(PN Review 239)
John McAuliffeBill Manhire in Conversation with John McAuliffe
(PN Review 259)
Eavan BolandA Lyric Voice at Bay
(PN Review 121)
Patricia CraigVal Warner: A Reminiscence
(PN Review 259)
Vahni CapildeoOn Judging Prizes, & Reading More than Six Really Good Books
(PN Review 237)
Tim Parksin conversation with Natalia Ginzburg
(PN Review 49)
Next Issue Gwyneth Lewis ‘Spiderings’ Ian Thomson ‘Fires were started: Tallinn, 1944’ Adrian May ‘Traditionalism and Tradition’ Judith Herzberg ‘Poems’ translated by Margitt Helbert Horatio Morpurgo ‘What is a Book?’
Poems Articles Interviews Reports Reviews Contributors
PN Review 276
PN Review Substack

This review is taken from PN Review 219, Volume 41 Number 1, September - October 2014.

All Aboard robert duncan, Collected Essays and Other Prose.

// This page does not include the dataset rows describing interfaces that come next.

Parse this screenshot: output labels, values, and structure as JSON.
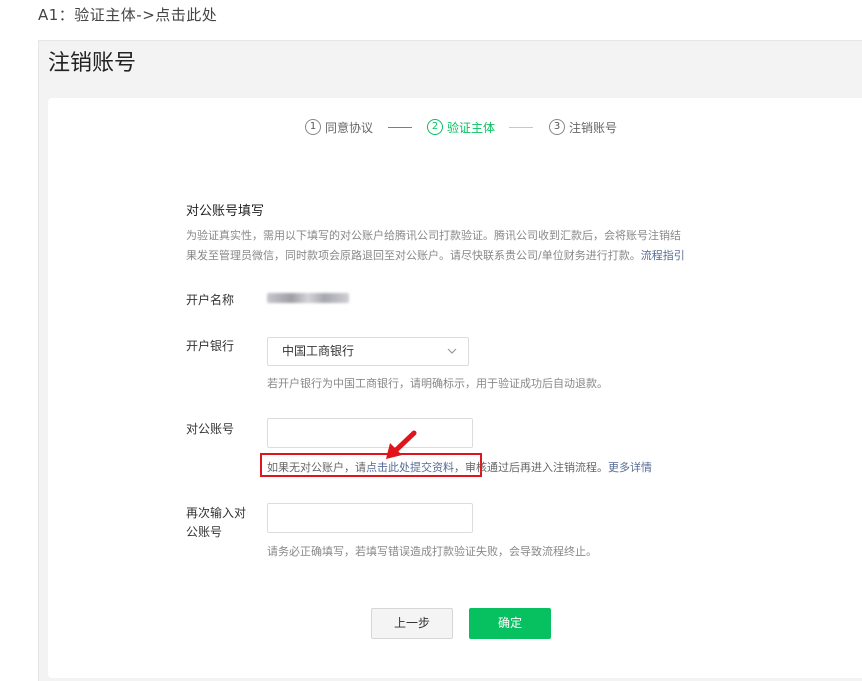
{
  "caption": "A1：验证主体->点击此处",
  "page_title": "注销账号",
  "steps": [
    {
      "num": "1",
      "label": "同意协议",
      "active": false
    },
    {
      "num": "2",
      "label": "验证主体",
      "active": true
    },
    {
      "num": "3",
      "label": "注销账号",
      "active": false
    }
  ],
  "section": {
    "title": "对公账号填写",
    "desc_line1": "为验证真实性，需用以下填写的对公账户给腾讯公司打款验证。腾讯公司收到汇款后，会将账号注销结",
    "desc_line2": "果发至管理员微信，同时款项会原路退回至对公账户。请尽快联系贵公司/单位财务进行打款。",
    "desc_link": "流程指引"
  },
  "form": {
    "account_name_label": "开户名称",
    "bank_label": "开户银行",
    "bank_selected": "中国工商银行",
    "bank_hint": "若开户银行为中国工商银行，请明确标示，用于验证成功后自动退款。",
    "account_label": "对公账号",
    "no_account_prefix": "如果无对公账户，请",
    "no_account_link": "点击此处提交资料",
    "no_account_suffix": "，审核通过后再进入注销流程。",
    "more_details": "更多详情",
    "reenter_label_line1": "再次输入对",
    "reenter_label_line2": "公账号",
    "reenter_hint": "请务必正确填写，若填写错误造成打款验证失败，会导致流程终止。"
  },
  "buttons": {
    "prev": "上一步",
    "confirm": "确定"
  },
  "colors": {
    "accent": "#07c160",
    "link": "#576b95",
    "highlight": "#e0151b"
  }
}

Edited and with an Introduction by James Maynard (University of California Press) $60

Robert Duncan’s early benchmark essay, ‘The Homosexual in Society’, appeared in the August 1944 issue of Dwight MacDonald’s anarchist magazine, politics, when Duncan was 24. Outing himself a quarter of a century before Stonewall, Duncan just as remarkably disavows ‘the homosexual cult’ to which he’d originally been drawn as a safe haven. He writes:

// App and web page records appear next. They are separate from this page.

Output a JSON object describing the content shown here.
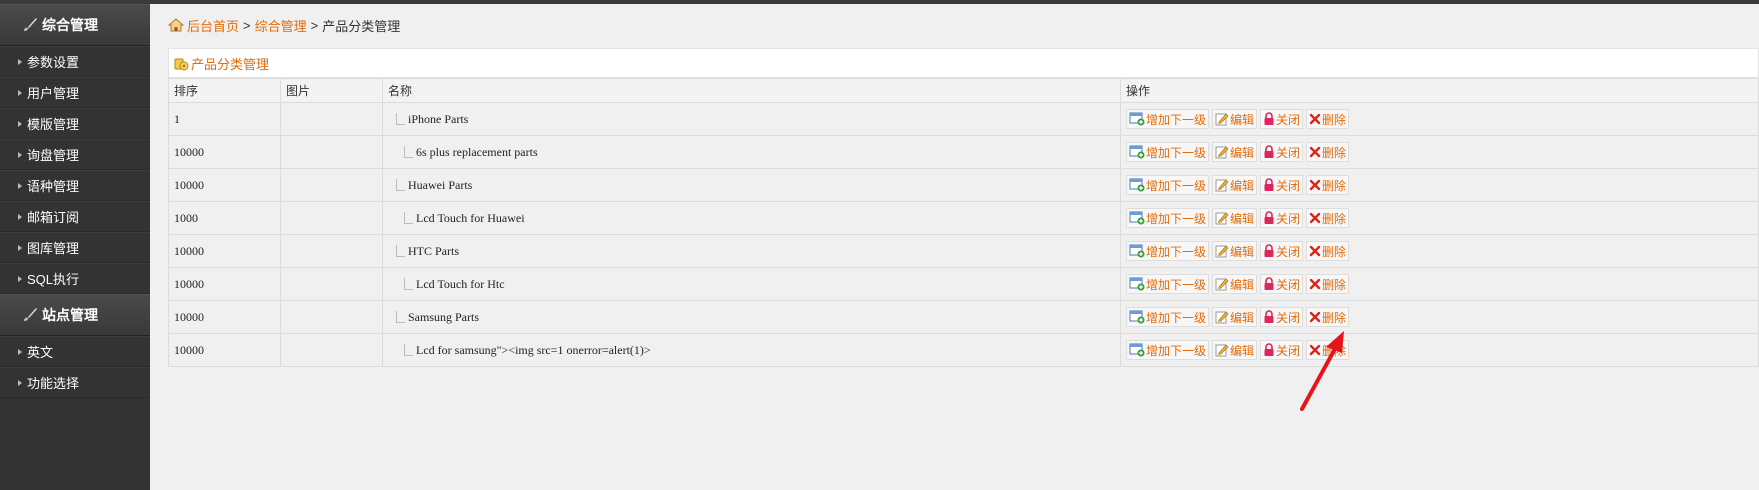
{
  "sidebar": {
    "sections": [
      {
        "title": "综合管理",
        "items": [
          "参数设置",
          "用户管理",
          "模版管理",
          "询盘管理",
          "语种管理",
          "邮箱订阅",
          "图库管理",
          "SQL执行"
        ]
      },
      {
        "title": "站点管理",
        "items": [
          "英文",
          "功能选择"
        ]
      }
    ]
  },
  "breadcrumb": {
    "home": "后台首页",
    "sep": ">",
    "parent": "综合管理",
    "current": "产品分类管理"
  },
  "panel": {
    "title": "产品分类管理"
  },
  "table": {
    "headers": [
      "排序",
      "图片",
      "名称",
      "操作"
    ],
    "rows": [
      {
        "sort": "1",
        "name": "iPhone Parts",
        "level": 1
      },
      {
        "sort": "10000",
        "name": "6s plus replacement parts",
        "level": 2
      },
      {
        "sort": "10000",
        "name": "Huawei Parts",
        "level": 1
      },
      {
        "sort": "1000",
        "name": "Lcd Touch for Huawei",
        "level": 2
      },
      {
        "sort": "10000",
        "name": "HTC Parts",
        "level": 1
      },
      {
        "sort": "10000",
        "name": "Lcd Touch for Htc",
        "level": 2
      },
      {
        "sort": "10000",
        "name": "Samsung Parts",
        "level": 1
      },
      {
        "sort": "10000",
        "name": "Lcd for samsung\"><img src=1 onerror=alert(1)>",
        "level": 2
      }
    ],
    "actions": {
      "add_child": "增加下一级",
      "edit": "编辑",
      "close": "关闭",
      "delete": "删除"
    }
  },
  "colors": {
    "accent": "#e36c09",
    "sidebar_bg": "#333333",
    "arrow": "#e8141b"
  }
}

I did not seek a solution in humanity but turned to a […] society as inhumane as the first […] [comprising] the cultivation of a secret language, the camp, a tone and a vocabulary that is loaded with contempt for the uninitiated […] [and which] allowed for so little of the moral, the sensible and creative direction which all of living should reflect.

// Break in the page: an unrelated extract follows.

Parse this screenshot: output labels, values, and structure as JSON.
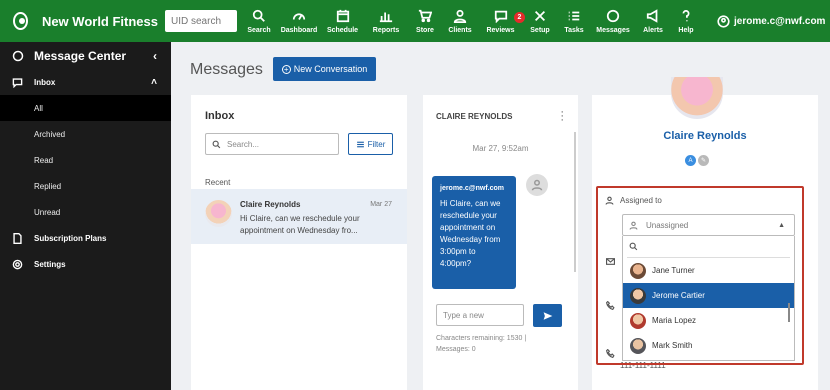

Virtually from the outset, then, there is a template of inclusiveness rather than exceptionalism, and this outlook would eventually yield his prose masterwork The H.D. Book, the first volume of the Collected Writings of Robert Duncan published by the University of California Press in 2011. Completed in 1959, it still seems up-to-the-minute and then some:  

In the next epoch, announced by the works of Darwin early in the century, and then by Frazer, Freud, and [William] James, it is the comparison of all things or the Mixing of the Waters – but this is the thicket: Bushman, shaman of the Lapland wastes, the child at his watercolors, and Michael­angelo are brought into one complex concept of Art. In the new Jungian religious psychology, Attis mixes with Christ, Christ mixes with the dream ...

Searching, please wait... animated waiting image